[[ Exercise input, beginning ]]
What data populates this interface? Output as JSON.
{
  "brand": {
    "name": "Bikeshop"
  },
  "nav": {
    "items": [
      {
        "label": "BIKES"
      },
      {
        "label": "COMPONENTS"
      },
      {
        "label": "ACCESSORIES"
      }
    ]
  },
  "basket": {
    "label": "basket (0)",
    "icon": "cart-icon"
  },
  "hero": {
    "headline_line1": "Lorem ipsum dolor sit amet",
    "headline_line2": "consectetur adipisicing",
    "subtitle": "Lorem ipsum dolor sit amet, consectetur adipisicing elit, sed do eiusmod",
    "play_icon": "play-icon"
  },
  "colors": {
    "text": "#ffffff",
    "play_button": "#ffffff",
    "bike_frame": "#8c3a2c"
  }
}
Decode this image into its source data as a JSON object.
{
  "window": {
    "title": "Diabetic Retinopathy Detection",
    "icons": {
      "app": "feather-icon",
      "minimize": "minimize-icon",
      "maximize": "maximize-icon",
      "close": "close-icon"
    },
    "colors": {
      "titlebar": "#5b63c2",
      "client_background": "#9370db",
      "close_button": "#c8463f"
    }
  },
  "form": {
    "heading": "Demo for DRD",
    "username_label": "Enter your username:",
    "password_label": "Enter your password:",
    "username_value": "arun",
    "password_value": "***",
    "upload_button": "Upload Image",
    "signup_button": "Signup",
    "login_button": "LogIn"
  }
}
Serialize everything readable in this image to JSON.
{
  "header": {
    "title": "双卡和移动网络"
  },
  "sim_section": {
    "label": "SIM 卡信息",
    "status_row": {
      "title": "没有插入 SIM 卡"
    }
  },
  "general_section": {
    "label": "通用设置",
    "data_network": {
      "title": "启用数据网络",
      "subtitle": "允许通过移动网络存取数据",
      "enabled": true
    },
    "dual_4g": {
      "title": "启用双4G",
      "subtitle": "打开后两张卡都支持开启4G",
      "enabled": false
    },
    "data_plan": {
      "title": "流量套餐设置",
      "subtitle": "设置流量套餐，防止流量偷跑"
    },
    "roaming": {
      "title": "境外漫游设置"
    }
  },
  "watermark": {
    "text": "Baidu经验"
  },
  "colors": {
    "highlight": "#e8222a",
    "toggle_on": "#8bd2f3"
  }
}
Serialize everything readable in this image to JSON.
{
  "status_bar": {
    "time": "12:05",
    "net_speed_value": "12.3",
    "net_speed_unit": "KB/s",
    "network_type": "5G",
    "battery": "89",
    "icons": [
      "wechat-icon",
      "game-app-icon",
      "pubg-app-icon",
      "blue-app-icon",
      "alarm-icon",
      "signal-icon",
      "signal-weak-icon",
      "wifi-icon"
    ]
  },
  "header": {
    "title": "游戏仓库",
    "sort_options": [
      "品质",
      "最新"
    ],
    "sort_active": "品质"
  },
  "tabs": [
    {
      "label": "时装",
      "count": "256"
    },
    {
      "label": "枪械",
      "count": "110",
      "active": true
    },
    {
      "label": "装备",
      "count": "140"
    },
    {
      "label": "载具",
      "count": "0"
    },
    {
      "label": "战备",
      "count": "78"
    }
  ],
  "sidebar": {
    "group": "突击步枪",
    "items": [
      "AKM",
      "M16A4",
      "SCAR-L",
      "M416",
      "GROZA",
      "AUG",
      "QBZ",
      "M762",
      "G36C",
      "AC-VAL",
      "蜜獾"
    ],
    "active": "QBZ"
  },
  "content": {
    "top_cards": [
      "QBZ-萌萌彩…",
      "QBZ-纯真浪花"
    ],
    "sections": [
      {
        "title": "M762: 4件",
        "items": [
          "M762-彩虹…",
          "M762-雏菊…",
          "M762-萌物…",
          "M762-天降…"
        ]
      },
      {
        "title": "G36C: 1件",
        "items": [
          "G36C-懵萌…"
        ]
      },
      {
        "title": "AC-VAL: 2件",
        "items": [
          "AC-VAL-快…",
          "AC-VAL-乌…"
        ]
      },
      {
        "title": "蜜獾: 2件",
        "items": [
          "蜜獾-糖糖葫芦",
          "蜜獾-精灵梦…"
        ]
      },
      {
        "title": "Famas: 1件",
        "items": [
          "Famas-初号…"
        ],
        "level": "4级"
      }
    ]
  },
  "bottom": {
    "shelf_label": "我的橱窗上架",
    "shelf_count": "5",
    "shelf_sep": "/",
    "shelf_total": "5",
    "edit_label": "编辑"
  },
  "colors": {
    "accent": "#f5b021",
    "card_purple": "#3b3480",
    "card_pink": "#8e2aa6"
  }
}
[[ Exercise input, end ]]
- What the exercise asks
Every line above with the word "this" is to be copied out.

- Task solution
What data populates this interface? Output as JSON.
Decode this image into its source data as a JSON object.
Serialize everything readable in this image to JSON.
Serialize everything readable in this image to JSON.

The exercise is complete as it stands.